The layout of the French capital is famous for its density and opaqueness. Under attack, suddenly transparency is the norm.
UFO sightings are common in America. So is a lack of political transparency.
The quirky history behind the secret, full-scale invasion that the United States once planned for Canada, and vice versa.
Studying drivers across the country for signs of license-plate prejudice—or, why everyone loves Vermont drivers and hates Texans.
Environmentalists are increasingly hugging people, not trees. Can solving climate change and achieving “climate justice” become the same thing?
With no more nudes in Playboy, an intimate approach toward sex is being lost—one longed for by soldiers in war zones.
Protesters are clashing in the street over paintings. What is it, whether in art or literature, that makes one thing better than another?
How nostalgia works and why social media may destroy it altogether, or restore it to its original purpose.
What one journalist learned by vicariously sitting in on David Carr’s master class—with only his teacher’s reputation, extant syllabus, and students’ recollections to guide the way.
According to economists, if intelligent life elsewhere wants to kidnap earthlings, there must be a reason—and a business model.
Photos of poor, brown-skinned women, naked, in sexually suggestive poses, are flooding social-media networks.
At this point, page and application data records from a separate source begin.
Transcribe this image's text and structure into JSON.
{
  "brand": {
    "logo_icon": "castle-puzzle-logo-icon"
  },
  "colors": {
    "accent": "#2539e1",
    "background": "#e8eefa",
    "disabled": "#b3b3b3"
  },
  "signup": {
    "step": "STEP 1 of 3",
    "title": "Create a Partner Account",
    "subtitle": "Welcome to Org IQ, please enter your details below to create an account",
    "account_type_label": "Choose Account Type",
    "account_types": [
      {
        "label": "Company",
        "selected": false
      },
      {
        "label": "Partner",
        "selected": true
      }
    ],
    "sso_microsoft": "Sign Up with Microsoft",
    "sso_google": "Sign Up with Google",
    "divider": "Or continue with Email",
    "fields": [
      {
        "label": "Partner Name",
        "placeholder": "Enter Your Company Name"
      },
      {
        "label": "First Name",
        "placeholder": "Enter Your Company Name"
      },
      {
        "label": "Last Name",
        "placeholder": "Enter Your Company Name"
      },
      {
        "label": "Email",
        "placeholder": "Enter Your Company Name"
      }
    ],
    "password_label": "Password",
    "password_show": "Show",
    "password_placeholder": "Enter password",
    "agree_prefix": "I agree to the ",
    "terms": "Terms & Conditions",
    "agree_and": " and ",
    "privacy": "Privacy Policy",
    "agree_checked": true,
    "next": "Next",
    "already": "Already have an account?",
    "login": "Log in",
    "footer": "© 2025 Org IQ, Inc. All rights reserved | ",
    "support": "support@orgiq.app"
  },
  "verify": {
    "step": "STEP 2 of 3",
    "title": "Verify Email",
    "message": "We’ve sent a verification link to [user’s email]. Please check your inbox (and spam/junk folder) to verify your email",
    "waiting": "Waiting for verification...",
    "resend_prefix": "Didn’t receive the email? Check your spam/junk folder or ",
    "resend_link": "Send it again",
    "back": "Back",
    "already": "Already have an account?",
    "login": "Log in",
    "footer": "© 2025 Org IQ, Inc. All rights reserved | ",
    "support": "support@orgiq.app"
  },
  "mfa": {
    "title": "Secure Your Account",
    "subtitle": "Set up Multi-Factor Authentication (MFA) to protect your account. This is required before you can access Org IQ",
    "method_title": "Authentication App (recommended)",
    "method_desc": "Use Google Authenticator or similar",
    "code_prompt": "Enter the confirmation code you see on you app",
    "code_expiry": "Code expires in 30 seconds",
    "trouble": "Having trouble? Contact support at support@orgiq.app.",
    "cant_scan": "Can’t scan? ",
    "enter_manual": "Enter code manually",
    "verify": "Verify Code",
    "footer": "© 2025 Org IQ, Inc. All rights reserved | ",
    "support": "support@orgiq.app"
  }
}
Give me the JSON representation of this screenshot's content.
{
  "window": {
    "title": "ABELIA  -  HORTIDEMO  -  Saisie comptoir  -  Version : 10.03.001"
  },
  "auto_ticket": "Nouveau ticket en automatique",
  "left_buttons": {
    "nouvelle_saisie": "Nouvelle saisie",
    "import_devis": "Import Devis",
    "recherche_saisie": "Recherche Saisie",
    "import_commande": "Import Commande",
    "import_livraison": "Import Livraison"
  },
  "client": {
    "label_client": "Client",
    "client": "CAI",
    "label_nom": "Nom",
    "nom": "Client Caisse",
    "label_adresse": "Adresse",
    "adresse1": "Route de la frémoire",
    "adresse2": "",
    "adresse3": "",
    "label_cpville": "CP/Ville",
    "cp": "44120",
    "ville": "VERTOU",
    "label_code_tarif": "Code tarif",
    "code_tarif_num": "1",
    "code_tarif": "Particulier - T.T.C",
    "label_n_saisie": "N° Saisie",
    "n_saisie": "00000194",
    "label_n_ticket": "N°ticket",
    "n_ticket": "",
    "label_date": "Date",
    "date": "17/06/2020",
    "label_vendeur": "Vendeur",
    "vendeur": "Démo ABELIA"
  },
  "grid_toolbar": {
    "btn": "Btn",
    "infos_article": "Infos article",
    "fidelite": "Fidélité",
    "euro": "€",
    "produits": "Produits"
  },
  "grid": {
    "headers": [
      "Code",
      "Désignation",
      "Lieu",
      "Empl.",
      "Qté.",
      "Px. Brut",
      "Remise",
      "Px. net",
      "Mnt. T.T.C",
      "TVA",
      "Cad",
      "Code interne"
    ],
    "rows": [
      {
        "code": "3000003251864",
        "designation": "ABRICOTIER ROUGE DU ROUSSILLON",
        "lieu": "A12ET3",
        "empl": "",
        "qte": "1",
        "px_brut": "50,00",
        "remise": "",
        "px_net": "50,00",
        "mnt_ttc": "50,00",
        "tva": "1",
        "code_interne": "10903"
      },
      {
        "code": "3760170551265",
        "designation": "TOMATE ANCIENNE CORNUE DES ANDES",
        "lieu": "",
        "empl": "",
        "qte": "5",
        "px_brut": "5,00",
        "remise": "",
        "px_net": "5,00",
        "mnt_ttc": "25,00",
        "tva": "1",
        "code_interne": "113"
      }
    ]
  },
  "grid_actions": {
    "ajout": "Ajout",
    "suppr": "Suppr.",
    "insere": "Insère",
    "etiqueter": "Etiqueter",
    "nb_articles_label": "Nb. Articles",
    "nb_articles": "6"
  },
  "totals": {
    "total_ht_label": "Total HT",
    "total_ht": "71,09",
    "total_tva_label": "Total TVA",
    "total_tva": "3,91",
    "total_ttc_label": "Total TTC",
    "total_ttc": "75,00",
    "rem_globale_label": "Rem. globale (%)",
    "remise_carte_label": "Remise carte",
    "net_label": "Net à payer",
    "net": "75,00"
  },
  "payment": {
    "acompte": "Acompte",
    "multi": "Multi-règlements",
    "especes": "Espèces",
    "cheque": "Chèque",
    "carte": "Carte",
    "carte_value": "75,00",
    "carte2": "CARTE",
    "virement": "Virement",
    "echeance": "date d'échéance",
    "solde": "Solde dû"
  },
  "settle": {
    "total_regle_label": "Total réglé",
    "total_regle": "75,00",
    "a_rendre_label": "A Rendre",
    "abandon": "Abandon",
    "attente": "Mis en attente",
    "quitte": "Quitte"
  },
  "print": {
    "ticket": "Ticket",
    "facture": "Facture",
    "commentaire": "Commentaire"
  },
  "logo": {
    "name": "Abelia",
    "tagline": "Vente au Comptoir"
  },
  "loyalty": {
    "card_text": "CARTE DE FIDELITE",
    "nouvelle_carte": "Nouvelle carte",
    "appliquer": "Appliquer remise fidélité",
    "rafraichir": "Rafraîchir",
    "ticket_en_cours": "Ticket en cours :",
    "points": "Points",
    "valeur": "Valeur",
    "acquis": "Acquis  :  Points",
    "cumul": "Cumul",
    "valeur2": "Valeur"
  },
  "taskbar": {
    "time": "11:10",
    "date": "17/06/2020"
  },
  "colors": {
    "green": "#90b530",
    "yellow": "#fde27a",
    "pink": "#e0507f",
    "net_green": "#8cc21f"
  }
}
Fotos de mujeres pobres, morenas, desnudas en posiciones sexualmente sugestivas están inundando las redes sociales en México.